-- Your goal --
For each record here, output an exact copy.
Given records: Begin
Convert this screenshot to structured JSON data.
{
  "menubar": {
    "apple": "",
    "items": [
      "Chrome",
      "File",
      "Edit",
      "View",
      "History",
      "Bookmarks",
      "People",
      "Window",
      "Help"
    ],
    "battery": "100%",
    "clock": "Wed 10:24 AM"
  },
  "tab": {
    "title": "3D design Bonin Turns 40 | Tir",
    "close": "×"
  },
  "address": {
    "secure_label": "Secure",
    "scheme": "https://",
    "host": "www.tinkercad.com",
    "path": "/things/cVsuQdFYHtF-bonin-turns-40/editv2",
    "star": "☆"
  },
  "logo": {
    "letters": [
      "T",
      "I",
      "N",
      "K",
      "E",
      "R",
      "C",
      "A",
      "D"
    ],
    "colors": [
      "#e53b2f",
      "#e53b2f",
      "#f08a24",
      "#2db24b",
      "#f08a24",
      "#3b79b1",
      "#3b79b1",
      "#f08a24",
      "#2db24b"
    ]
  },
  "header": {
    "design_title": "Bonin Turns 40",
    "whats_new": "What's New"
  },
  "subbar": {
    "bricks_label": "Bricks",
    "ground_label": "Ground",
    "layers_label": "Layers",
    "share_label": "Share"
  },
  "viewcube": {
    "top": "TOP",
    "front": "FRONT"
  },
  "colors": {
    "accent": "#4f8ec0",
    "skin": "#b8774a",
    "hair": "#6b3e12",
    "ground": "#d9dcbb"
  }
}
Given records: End
-- Response below --
Convert this screenshot to structured JSON data.
{
  "menubar": {
    "apple": "",
    "items": [
      "Chrome",
      "File",
      "Edit",
      "View",
      "History",
      "Bookmarks",
      "People",
      "Window",
      "Help"
    ],
    "battery": "100%",
    "clock": "Wed 10:24 AM"
  },
  "tab": {
    "title": "3D design Bonin Turns 40 | Tir",
    "close": "×"
  },
  "address": {
    "secure_label": "Secure",
    "scheme": "https://",
    "host": "www.tinkercad.com",
    "path": "/things/cVsuQdFYHtF-bonin-turns-40/editv2",
    "star": "☆"
  },
  "logo": {
    "letters": [
      "T",
      "I",
      "N",
      "K",
      "E",
      "R",
      "C",
      "A",
      "D"
    ],
    "colors": [
      "#e53b2f",
      "#e53b2f",
      "#f08a24",
      "#2db24b",
      "#f08a24",
      "#3b79b1",
      "#3b79b1",
      "#f08a24",
      "#2db24b"
    ]
  },
  "header": {
    "design_title": "Bonin Turns 40",
    "whats_new": "What's New"
  },
  "subbar": {
    "bricks_label": "Bricks",
    "ground_label": "Ground",
    "layers_label": "Layers",
    "share_label": "Share"
  },
  "viewcube": {
    "top": "TOP",
    "front": "FRONT"
  },
  "colors": {
    "accent": "#4f8ec0",
    "skin": "#b8774a",
    "hair": "#6b3e12",
    "ground": "#d9dcbb"
  }
}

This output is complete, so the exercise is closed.